According to the group, while there was no significant association between LoF mutations and age of diagnosis, presenting PSA level, Gleason score, or tumor stage, there was a significant association between carrier status and lymph node involvement.

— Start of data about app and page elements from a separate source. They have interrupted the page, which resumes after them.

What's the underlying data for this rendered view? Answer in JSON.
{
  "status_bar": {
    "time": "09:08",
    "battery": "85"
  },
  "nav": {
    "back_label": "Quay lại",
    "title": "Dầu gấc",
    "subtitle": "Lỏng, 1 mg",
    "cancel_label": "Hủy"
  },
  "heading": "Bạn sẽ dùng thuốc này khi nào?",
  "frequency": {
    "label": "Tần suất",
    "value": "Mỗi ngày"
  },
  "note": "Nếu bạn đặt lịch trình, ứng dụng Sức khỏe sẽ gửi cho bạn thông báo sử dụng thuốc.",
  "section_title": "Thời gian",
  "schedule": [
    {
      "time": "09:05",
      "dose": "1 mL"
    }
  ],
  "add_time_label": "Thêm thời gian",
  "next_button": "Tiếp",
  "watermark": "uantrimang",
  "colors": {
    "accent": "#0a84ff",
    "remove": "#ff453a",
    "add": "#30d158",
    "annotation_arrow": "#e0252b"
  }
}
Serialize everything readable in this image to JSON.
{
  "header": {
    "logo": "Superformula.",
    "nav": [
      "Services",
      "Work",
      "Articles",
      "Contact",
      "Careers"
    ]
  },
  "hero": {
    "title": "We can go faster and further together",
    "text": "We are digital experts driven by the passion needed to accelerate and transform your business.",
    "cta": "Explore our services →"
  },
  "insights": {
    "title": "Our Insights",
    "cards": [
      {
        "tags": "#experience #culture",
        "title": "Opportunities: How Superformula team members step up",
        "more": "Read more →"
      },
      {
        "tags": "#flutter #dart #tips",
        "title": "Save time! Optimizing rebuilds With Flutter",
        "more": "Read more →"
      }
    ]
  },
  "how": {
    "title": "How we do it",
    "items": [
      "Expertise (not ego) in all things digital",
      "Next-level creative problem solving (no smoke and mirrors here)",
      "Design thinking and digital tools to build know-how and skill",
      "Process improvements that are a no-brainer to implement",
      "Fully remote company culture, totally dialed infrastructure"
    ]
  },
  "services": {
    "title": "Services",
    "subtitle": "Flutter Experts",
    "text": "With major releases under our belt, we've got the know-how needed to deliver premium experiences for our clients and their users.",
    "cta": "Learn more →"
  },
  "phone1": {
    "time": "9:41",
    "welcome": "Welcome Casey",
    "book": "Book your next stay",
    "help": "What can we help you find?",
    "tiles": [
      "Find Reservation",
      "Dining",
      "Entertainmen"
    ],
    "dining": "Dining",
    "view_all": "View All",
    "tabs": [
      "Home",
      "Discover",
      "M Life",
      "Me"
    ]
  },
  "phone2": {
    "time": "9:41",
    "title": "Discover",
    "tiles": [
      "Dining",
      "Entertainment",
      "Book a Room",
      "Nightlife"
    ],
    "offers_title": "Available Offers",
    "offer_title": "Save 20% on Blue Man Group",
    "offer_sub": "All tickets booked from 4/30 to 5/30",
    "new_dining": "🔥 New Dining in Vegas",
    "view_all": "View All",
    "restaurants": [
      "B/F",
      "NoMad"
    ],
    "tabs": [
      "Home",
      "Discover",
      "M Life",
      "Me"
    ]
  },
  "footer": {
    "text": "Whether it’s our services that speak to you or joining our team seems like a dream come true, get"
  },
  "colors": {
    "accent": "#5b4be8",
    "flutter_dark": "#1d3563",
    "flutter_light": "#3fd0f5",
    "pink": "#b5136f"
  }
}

And, LoF mutation carriers had significantly higher odds of having advanced disease, with an odds ratio of 15.09.
"Any future screening program would need to assess as many of these genes as possible – more than we currently look for in women at risk of breast cancer, for example," another study co-leader, Zsofia Kote-Jarai, said in a statement.
Although a market has grown around genetic prognostic testing for men who already have prostate cancer, molecular testing for prostate cancer risk has lagged behind breast and ovarian cancer screening.
Myriad Genetics markets its BRACAnalysis primarily for hereditary breast and ovarian cancer risk testing, but does acknowledge in marketing materials that male carriers of BRCA mutations have heightened risk for prostate cancer.
And recently, several groups have looked to genetic alterations to improve prostate cancer risk prediction in healthy men, including a Northwestern University team, which looked to PSA-associated SNPs to improve upon PSA testing as a risk-prediction tool.
A Finnish team also recently published a report on using a panel of markers to predict which men with certain prostate cancer precursor lesions are most likely to progress to cancer, which they hope could be developed into a test to guide clinical decision-making.
A group from Weill Cornell Medical College similarly identified a cancer-associated gene fusion that could be used to predict which men with a different prostate cancer precursor are most likely to progress.
The ICR researchers also tested samples from their study cohort using a 25-SNP risk score developed by an international research group and published in Genetic Epidemiology in 2011.
According to the authors, risk scores from the SNP panel did not differ significantly between LoF mutation carriers and non-carriers, which suggested that presence of the LoF mutations the group identified are likely independently associated with cancer risk.